**EXERCISE GOAL:** Please copy each line below that contains the string "Chatbot".

----- RECORDS TO PROCESS

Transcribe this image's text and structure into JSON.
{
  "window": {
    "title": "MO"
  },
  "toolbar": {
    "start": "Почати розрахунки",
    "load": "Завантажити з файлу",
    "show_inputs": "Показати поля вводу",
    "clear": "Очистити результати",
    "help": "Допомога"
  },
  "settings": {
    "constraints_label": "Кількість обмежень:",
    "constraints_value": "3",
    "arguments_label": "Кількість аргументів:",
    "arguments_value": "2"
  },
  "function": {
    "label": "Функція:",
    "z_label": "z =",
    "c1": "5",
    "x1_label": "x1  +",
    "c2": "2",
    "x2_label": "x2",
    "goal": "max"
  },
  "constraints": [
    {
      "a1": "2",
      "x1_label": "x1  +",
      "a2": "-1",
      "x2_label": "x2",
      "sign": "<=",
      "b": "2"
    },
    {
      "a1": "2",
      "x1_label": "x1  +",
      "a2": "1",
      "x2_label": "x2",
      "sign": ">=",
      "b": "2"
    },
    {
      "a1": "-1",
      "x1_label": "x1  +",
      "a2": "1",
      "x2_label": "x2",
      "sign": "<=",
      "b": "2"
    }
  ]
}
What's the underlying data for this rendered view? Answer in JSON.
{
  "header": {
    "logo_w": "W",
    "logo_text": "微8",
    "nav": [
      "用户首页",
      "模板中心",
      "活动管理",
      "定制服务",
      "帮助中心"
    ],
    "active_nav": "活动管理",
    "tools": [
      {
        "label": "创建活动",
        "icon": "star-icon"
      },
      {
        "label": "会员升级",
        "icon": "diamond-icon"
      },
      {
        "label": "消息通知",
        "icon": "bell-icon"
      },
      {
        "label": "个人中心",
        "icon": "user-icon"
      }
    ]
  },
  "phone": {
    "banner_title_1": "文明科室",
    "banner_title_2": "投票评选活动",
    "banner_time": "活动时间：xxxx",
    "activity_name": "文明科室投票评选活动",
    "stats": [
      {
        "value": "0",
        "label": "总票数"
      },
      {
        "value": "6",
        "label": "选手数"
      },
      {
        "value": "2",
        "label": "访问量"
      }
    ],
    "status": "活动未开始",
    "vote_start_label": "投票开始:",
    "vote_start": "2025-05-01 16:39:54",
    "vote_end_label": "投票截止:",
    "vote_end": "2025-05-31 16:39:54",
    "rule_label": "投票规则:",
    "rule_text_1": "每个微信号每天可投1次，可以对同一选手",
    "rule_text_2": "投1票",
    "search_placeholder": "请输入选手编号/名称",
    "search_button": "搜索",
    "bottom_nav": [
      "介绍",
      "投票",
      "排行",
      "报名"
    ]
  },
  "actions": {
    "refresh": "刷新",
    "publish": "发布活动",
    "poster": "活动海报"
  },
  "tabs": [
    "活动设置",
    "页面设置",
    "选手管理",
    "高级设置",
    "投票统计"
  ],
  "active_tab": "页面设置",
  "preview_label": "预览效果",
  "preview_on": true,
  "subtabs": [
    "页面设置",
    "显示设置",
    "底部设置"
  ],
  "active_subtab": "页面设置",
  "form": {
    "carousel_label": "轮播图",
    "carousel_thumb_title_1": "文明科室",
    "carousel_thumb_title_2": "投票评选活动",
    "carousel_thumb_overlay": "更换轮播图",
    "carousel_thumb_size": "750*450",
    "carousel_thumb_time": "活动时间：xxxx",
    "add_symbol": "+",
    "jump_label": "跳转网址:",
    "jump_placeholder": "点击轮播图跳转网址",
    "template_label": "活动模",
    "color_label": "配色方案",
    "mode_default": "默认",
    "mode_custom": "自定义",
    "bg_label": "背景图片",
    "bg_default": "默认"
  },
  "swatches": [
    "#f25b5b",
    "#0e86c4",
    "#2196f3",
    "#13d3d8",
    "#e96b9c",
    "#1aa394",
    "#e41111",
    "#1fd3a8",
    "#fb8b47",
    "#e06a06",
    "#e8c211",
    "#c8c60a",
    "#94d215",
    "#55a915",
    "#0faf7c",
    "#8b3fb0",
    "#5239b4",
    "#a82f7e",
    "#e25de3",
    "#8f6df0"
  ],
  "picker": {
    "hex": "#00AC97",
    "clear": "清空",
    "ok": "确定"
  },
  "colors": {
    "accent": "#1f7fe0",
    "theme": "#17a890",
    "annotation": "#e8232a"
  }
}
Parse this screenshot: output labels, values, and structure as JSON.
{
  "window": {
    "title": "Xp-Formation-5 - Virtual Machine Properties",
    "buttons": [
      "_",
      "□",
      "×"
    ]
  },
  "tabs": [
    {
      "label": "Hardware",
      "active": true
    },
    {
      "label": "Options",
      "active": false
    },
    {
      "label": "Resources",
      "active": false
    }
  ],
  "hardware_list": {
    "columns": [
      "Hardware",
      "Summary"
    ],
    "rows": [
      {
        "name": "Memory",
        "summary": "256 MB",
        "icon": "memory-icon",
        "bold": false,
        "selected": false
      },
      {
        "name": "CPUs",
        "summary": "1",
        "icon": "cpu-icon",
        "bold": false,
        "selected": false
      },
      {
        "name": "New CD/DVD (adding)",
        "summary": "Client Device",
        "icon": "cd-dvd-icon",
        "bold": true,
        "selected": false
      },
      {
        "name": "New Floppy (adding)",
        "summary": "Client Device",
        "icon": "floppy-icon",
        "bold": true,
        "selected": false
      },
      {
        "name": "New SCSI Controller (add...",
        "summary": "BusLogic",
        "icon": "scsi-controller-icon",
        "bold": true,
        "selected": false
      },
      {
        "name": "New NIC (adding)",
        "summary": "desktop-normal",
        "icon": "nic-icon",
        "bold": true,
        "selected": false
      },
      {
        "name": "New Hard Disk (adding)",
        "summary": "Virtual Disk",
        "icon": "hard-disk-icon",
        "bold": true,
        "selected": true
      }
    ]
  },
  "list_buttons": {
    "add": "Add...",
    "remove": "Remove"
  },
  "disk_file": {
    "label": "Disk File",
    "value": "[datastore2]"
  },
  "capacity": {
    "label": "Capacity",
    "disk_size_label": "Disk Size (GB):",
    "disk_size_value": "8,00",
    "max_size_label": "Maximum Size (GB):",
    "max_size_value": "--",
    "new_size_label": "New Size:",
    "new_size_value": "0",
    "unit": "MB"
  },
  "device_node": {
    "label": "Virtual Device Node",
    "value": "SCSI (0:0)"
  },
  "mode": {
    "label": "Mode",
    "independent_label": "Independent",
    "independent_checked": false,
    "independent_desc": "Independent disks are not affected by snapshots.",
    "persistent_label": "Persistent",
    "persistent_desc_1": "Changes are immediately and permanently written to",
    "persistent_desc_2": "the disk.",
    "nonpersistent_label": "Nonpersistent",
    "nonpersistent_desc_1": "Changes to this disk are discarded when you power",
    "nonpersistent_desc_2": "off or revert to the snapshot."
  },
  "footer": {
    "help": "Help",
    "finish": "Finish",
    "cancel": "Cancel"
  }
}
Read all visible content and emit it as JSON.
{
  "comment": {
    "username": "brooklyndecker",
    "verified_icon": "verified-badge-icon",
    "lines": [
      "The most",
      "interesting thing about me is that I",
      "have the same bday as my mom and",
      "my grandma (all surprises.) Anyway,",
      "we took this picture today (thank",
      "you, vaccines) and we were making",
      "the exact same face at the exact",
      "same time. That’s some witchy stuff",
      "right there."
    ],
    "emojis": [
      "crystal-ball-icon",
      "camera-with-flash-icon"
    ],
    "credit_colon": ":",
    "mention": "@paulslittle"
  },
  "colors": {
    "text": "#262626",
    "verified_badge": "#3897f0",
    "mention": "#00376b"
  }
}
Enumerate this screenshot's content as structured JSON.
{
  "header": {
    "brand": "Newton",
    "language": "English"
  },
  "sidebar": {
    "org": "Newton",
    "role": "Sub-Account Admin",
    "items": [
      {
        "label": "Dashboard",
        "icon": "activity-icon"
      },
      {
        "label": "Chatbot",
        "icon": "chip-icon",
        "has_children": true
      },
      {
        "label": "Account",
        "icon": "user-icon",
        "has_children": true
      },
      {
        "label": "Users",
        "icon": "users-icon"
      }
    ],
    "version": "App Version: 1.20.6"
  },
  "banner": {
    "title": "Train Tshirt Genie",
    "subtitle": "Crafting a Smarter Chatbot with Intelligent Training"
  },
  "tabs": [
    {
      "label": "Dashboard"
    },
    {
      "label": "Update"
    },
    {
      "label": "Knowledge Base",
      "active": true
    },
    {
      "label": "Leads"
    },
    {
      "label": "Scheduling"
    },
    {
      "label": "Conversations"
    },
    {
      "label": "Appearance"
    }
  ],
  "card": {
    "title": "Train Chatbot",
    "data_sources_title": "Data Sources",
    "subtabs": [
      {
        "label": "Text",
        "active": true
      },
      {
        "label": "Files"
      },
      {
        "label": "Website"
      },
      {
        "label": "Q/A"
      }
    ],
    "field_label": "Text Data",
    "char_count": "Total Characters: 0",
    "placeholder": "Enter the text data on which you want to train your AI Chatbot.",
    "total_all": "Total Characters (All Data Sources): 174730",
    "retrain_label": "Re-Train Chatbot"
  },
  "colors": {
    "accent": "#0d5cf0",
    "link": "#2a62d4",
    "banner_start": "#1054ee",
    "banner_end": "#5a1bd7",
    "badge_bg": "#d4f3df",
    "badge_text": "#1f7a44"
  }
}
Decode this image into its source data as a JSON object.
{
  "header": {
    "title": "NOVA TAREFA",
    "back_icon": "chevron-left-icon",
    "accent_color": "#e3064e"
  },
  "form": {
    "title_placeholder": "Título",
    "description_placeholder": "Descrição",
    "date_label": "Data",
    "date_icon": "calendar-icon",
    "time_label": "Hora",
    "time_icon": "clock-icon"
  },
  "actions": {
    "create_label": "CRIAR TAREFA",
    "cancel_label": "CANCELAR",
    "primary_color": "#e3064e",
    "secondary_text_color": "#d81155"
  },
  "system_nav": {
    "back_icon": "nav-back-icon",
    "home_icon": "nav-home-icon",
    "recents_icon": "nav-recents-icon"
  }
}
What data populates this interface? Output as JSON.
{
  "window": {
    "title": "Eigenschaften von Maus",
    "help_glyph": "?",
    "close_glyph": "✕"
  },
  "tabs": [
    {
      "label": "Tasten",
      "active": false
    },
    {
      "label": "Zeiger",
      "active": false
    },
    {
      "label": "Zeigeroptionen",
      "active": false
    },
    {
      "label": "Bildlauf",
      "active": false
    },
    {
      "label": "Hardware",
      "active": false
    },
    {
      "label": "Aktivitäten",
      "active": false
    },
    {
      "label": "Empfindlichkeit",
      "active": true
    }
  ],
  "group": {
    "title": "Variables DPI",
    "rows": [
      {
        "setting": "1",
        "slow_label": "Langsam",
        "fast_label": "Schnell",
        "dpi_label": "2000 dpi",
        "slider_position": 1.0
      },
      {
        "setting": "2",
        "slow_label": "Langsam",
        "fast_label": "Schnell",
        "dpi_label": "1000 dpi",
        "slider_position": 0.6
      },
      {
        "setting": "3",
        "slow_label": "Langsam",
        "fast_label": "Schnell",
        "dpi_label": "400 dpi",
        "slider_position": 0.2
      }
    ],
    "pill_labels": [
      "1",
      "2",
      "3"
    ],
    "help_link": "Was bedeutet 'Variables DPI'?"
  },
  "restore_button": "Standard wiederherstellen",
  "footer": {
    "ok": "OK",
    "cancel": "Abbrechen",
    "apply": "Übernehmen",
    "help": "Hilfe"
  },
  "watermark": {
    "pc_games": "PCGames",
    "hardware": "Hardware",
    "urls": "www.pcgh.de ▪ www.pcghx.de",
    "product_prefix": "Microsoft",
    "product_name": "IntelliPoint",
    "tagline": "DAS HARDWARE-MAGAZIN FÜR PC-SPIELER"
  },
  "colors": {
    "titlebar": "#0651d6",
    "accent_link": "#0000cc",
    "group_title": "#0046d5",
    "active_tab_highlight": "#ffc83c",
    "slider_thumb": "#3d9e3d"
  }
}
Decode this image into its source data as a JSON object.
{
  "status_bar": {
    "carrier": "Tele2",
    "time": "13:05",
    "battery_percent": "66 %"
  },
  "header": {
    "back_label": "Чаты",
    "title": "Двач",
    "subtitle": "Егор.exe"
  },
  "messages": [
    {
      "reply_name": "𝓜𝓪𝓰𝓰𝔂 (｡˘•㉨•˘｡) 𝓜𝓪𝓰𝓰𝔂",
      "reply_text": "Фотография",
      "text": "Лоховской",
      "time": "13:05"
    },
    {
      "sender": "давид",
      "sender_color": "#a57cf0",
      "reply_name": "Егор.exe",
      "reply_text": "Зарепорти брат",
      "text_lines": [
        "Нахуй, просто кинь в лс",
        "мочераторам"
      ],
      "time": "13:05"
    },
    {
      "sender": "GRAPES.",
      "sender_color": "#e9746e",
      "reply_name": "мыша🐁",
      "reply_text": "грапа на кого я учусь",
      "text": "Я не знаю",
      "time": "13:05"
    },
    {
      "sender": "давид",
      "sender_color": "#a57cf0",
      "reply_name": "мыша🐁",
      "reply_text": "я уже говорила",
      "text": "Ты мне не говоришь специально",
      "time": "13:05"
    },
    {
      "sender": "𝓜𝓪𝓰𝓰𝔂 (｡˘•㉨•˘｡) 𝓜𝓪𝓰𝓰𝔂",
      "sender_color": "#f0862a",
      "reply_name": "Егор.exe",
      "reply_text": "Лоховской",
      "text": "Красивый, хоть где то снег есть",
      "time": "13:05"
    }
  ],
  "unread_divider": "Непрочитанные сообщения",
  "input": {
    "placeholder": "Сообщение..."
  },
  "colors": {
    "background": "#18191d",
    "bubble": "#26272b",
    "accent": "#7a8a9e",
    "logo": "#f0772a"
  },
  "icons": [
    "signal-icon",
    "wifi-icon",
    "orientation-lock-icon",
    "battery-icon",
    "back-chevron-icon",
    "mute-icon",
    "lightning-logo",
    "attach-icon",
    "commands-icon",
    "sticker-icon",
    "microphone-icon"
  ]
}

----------

**RESPONSE TO THE TASK:**
        "label": "Chatbot",
    "subtitle": "Crafting a Smarter Chatbot with Intelligent Training"
    "title": "Train Chatbot",
    "placeholder": "Enter the text data on which you want to train your AI Chatbot.",
    "retrain_label": "Re-Train Chatbot"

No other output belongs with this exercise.